I had found these “treasures” of hers to be deeply embarrassing when I was a teenager and my friends from across town would visit our little house. They lived in huge homes, fancily decorated with porcelain figurines and hand-painted glass ornaments, which no one was allowed to touch. Yet my mother, oblivious of our humiliating low social status, proudly displayed her homemade trinkets as if they were priceless works of art.
Lost in these memories as I held the fragile greeting card ornament in my hands, I suddenly realized what my mother had been able to do all those years ago …
She had created something from nothing …
She had excelled at making each day seem special, even though her resources were limited. She managed to create little miracles everywhere she went, though her pocketbook was empty. She took things that were unwanted and discarded and gave them new purpose and meaning, finding the hidden beauty in everything.
She did this even with the destitute families she met who needed a place to live—she allowed them to move into the little rental house she owned, knowing they wouldn’t be able to pay their rent for several months. “You will make it up later when things are going better,” she would tell them. And her grateful tenants, relieved that someone finally saw something of value in them, almost always repaid her.
As I arranged my mother’s treasures on a shelf in my living room, I suddenly knew what I needed to do. I would find my way through this grief that was smothering me by doing what Mom would do: make something from nothing.

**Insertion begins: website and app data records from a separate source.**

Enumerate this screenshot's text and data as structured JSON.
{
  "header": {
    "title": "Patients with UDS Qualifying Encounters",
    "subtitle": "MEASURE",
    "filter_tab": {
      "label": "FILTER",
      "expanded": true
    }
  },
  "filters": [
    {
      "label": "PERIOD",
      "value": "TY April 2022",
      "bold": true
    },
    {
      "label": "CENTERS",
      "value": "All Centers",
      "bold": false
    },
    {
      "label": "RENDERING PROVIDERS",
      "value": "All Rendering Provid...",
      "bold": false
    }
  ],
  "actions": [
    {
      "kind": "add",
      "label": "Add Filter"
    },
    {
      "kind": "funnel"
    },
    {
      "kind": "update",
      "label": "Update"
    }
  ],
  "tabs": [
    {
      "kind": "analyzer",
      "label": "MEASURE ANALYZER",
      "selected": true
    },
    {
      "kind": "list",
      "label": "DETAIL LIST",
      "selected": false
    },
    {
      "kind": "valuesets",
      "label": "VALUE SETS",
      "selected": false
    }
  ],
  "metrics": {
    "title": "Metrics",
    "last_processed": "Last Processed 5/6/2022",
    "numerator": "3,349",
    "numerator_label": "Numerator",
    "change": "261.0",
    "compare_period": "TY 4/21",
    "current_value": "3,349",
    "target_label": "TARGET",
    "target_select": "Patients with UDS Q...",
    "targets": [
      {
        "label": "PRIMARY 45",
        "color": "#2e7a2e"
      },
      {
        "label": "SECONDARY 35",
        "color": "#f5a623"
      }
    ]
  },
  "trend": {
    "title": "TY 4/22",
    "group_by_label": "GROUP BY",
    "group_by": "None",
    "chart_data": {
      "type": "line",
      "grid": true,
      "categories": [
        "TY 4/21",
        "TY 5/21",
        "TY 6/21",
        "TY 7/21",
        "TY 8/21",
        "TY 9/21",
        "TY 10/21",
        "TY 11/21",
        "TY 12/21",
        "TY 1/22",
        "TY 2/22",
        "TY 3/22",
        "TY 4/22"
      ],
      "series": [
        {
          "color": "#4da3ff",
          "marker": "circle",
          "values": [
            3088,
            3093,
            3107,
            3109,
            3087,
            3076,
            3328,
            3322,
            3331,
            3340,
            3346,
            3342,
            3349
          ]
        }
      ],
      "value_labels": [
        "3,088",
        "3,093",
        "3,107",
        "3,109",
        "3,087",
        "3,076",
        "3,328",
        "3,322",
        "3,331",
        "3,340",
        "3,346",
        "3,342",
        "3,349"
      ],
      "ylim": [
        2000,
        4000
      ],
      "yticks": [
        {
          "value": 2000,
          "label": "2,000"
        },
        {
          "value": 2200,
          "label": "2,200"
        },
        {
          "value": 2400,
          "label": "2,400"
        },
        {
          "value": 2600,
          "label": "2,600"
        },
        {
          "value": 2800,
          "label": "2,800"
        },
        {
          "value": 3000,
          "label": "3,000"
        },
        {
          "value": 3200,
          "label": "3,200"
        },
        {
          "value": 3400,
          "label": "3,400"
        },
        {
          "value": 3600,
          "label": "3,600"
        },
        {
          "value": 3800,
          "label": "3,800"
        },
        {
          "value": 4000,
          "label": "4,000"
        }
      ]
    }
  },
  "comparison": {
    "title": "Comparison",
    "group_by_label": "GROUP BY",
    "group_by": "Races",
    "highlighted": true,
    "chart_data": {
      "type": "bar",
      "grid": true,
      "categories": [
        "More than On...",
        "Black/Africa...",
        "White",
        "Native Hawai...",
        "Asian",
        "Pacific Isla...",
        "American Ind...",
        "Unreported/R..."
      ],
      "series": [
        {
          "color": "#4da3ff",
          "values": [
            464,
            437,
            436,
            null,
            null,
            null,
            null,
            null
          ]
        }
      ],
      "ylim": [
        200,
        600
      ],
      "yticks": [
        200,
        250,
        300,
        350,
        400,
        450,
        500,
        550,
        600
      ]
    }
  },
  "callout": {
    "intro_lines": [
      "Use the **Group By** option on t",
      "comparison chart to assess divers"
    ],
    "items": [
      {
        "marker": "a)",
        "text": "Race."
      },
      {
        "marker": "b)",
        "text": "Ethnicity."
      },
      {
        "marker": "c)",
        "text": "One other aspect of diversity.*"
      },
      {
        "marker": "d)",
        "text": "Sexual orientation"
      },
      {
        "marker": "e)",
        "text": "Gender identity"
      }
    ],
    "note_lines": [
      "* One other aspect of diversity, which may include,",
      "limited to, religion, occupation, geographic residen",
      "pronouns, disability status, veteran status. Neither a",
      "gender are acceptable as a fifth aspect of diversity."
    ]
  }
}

That night when the sun went down and the temperature dropped well below freezing, I placed two buckets of water out in the snow. They froze around the perimeter and remained hollow inside, forming beautiful sparkling ice lanterns that glowed with the light of the candles I placed in them.
I situated these ice lanterns at the top of my driveway, where they illuminated the path toward home in the deepest darkness of night though they were composed of “nothing” but water. Each evening as I trudged through the snow to light them I took comfort in the warmth emitted by those tiny flames and found hope that perhaps this light will also guide others who are wandering in the dark shrouds of grief toward the home they are seeking.
Though Mom will never again be with me physically and I will never again open a present from her on a special holiday, I have received the most important gift she could ever give me: the ability to cherish what really matters in life, to find the hidden beauty in everything, to make something from nothing.
And that has become my path through this process of grief: to continue to honor Mom’s memory by offering up whatever I have as a gift to the Universe, free from self-judgment and embarrassment, cherishing each moment as a priceless work of art, creating always:
Something from nothing …
Light in the darkness …
Fullness within the emptiness.
It is all I can do right now … and indeed … all that needs to be done.
About the Author: Dr. Karen Wyatt is a hospice and family physician and the author of the award-winning book, What Really Matters: 7 Lessons for Living from the Stories of the Dying. She is a frequent keynote speaker and radio show guest whose profound teachings have helped many find their way through the difficult times of life. Learn more about her work on her website.